### Activity
Reproduce the data exactly; no word may be added or dropped.

(Website and app data records)
*** Begin section ***

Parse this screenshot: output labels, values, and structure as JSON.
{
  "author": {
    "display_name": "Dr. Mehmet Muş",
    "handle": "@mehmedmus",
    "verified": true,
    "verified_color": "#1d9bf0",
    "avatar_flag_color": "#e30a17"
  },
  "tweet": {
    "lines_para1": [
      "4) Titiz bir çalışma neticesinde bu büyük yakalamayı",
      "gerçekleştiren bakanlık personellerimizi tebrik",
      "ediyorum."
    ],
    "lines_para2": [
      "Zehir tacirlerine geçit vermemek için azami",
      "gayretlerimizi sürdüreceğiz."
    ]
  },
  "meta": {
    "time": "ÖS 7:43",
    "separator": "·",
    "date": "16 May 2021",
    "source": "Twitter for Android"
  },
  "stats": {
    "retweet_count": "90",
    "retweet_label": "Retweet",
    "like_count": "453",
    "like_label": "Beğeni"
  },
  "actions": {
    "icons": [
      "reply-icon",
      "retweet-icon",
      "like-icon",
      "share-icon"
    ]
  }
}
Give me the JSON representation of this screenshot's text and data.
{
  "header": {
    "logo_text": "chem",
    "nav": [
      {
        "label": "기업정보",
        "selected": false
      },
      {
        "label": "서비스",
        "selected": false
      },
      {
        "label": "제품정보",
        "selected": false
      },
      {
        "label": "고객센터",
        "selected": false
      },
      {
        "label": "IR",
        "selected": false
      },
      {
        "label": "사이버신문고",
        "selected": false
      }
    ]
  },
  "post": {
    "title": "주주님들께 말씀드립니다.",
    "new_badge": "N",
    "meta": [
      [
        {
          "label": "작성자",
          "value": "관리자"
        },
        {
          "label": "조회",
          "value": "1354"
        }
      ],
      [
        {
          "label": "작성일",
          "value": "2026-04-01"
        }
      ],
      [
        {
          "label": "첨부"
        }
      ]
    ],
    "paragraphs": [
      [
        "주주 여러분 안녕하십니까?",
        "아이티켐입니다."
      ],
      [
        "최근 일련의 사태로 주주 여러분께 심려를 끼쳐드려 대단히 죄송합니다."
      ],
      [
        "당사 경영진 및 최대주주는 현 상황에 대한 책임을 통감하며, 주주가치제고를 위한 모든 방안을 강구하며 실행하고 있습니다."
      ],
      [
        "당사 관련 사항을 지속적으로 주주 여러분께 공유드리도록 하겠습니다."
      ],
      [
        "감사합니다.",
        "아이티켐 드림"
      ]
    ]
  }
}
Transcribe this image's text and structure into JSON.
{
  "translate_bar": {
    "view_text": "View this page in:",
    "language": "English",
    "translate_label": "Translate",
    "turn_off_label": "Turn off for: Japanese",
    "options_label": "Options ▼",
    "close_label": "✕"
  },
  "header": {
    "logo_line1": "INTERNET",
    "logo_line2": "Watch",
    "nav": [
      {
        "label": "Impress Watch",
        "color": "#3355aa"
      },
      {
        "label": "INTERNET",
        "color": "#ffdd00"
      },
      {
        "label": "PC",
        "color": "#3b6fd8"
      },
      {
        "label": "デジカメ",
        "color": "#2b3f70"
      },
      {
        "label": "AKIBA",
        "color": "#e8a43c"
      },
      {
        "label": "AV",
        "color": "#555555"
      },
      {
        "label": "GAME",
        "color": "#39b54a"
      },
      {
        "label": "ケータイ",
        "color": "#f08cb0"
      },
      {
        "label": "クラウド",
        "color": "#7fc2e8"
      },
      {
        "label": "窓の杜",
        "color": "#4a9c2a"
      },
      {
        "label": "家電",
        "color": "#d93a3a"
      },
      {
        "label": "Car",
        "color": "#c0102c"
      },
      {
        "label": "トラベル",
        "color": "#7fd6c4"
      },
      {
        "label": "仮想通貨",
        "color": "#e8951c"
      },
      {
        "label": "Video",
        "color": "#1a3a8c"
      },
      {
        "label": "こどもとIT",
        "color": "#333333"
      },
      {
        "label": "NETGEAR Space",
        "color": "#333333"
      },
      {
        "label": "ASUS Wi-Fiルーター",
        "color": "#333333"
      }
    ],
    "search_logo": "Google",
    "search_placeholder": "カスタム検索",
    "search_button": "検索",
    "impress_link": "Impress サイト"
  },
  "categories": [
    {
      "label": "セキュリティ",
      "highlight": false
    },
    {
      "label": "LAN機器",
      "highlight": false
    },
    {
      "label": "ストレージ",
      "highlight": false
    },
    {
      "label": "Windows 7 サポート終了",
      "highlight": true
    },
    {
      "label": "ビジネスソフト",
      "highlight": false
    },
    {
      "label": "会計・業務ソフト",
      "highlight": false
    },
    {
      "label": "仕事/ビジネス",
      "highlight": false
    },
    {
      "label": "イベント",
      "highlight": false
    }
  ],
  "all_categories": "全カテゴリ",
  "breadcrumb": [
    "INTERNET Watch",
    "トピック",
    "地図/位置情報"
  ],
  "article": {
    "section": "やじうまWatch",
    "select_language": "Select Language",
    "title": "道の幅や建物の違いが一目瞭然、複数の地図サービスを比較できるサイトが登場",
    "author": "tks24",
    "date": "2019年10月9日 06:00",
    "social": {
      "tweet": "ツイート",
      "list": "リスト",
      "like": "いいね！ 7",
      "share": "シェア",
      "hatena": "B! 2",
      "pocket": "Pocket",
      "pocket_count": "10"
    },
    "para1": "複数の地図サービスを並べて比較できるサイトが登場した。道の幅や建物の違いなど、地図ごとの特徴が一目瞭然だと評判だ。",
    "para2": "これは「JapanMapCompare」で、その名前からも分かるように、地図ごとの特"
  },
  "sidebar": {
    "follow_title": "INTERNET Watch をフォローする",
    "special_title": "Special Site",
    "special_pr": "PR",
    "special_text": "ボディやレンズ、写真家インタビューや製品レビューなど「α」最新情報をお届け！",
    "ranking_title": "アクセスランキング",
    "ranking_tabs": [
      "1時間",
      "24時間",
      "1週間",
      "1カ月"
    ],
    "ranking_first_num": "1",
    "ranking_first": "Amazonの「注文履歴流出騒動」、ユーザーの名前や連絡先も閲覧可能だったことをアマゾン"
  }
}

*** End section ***

### Task answer
Parse this screenshot: output labels, values, and structure as JSON.
{
  "author": {
    "display_name": "Dr. Mehmet Muş",
    "handle": "@mehmedmus",
    "verified": true,
    "verified_color": "#1d9bf0",
    "avatar_flag_color": "#e30a17"
  },
  "tweet": {
    "lines_para1": [
      "4) Titiz bir çalışma neticesinde bu büyük yakalamayı",
      "gerçekleştiren bakanlık personellerimizi tebrik",
      "ediyorum."
    ],
    "lines_para2": [
      "Zehir tacirlerine geçit vermemek için azami",
      "gayretlerimizi sürdüreceğiz."
    ]
  },
  "meta": {
    "time": "ÖS 7:43",
    "separator": "·",
    "date": "16 May 2021",
    "source": "Twitter for Android"
  },
  "stats": {
    "retweet_count": "90",
    "retweet_label": "Retweet",
    "like_count": "453",
    "like_label": "Beğeni"
  },
  "actions": {
    "icons": [
      "reply-icon",
      "retweet-icon",
      "like-icon",
      "share-icon"
    ]
  }
}
Give me the JSON representation of this screenshot's text and data.
{
  "header": {
    "logo_text": "chem",
    "nav": [
      {
        "label": "기업정보",
        "selected": false
      },
      {
        "label": "서비스",
        "selected": false
      },
      {
        "label": "제품정보",
        "selected": false
      },
      {
        "label": "고객센터",
        "selected": false
      },
      {
        "label": "IR",
        "selected": false
      },
      {
        "label": "사이버신문고",
        "selected": false
      }
    ]
  },
  "post": {
    "title": "주주님들께 말씀드립니다.",
    "new_badge": "N",
    "meta": [
      [
        {
          "label": "작성자",
          "value": "관리자"
        },
        {
          "label": "조회",
          "value": "1354"
        }
      ],
      [
        {
          "label": "작성일",
          "value": "2026-04-01"
        }
      ],
      [
        {
          "label": "첨부"
        }
      ]
    ],
    "paragraphs": [
      [
        "주주 여러분 안녕하십니까?",
        "아이티켐입니다."
      ],
      [
        "최근 일련의 사태로 주주 여러분께 심려를 끼쳐드려 대단히 죄송합니다."
      ],
      [
        "당사 경영진 및 최대주주는 현 상황에 대한 책임을 통감하며, 주주가치제고를 위한 모든 방안을 강구하며 실행하고 있습니다."
      ],
      [
        "당사 관련 사항을 지속적으로 주주 여러분께 공유드리도록 하겠습니다."
      ],
      [
        "감사합니다.",
        "아이티켐 드림"
      ]
    ]
  }
}
Transcribe this image's text and structure into JSON.
{
  "translate_bar": {
    "view_text": "View this page in:",
    "language": "English",
    "translate_label": "Translate",
    "turn_off_label": "Turn off for: Japanese",
    "options_label": "Options ▼",
    "close_label": "✕"
  },
  "header": {
    "logo_line1": "INTERNET",
    "logo_line2": "Watch",
    "nav": [
      {
        "label": "Impress Watch",
        "color": "#3355aa"
      },
      {
        "label": "INTERNET",
        "color": "#ffdd00"
      },
      {
        "label": "PC",
        "color": "#3b6fd8"
      },
      {
        "label": "デジカメ",
        "color": "#2b3f70"
      },
      {
        "label": "AKIBA",
        "color": "#e8a43c"
      },
      {
        "label": "AV",
        "color": "#555555"
      },
      {
        "label": "GAME",
        "color": "#39b54a"
      },
      {
        "label": "ケータイ",
        "color": "#f08cb0"
      },
      {
        "label": "クラウド",
        "color": "#7fc2e8"
      },
      {
        "label": "窓の杜",
        "color": "#4a9c2a"
      },
      {
        "label": "家電",
        "color": "#d93a3a"
      },
      {
        "label": "Car",
        "color": "#c0102c"
      },
      {
        "label": "トラベル",
        "color": "#7fd6c4"
      },
      {
        "label": "仮想通貨",
        "color": "#e8951c"
      },
      {
        "label": "Video",
        "color": "#1a3a8c"
      },
      {
        "label": "こどもとIT",
        "color": "#333333"
      },
      {
        "label": "NETGEAR Space",
        "color": "#333333"
      },
      {
        "label": "ASUS Wi-Fiルーター",
        "color": "#333333"
      }
    ],
    "search_logo": "Google",
    "search_placeholder": "カスタム検索",
    "search_button": "検索",
    "impress_link": "Impress サイト"
  },
  "categories": [
    {
      "label": "セキュリティ",
      "highlight": false
    },
    {
      "label": "LAN機器",
      "highlight": false
    },
    {
      "label": "ストレージ",
      "highlight": false
    },
    {
      "label": "Windows 7 サポート終了",
      "highlight": true
    },
    {
      "label": "ビジネスソフト",
      "highlight": false
    },
    {
      "label": "会計・業務ソフト",
      "highlight": false
    },
    {
      "label": "仕事/ビジネス",
      "highlight": false
    },
    {
      "label": "イベント",
      "highlight": false
    }
  ],
  "all_categories": "全カテゴリ",
  "breadcrumb": [
    "INTERNET Watch",
    "トピック",
    "地図/位置情報"
  ],
  "article": {
    "section": "やじうまWatch",
    "select_language": "Select Language",
    "title": "道の幅や建物の違いが一目瞭然、複数の地図サービスを比較できるサイトが登場",
    "author": "tks24",
    "date": "2019年10月9日 06:00",
    "social": {
      "tweet": "ツイート",
      "list": "リスト",
      "like": "いいね！ 7",
      "share": "シェア",
      "hatena": "B! 2",
      "pocket": "Pocket",
      "pocket_count": "10"
    },
    "para1": "複数の地図サービスを並べて比較できるサイトが登場した。道の幅や建物の違いなど、地図ごとの特徴が一目瞭然だと評判だ。",
    "para2": "これは「JapanMapCompare」で、その名前からも分かるように、地図ごとの特"
  },
  "sidebar": {
    "follow_title": "INTERNET Watch をフォローする",
    "special_title": "Special Site",
    "special_pr": "PR",
    "special_text": "ボディやレンズ、写真家インタビューや製品レビューなど「α」最新情報をお届け！",
    "ranking_title": "アクセスランキング",
    "ranking_tabs": [
      "1時間",
      "24時間",
      "1週間",
      "1カ月"
    ],
    "ranking_first_num": "1",
    "ranking_first": "Amazonの「注文履歴流出騒動」、ユーザーの名前や連絡先も閲覧可能だったことをアマゾン"
  }
}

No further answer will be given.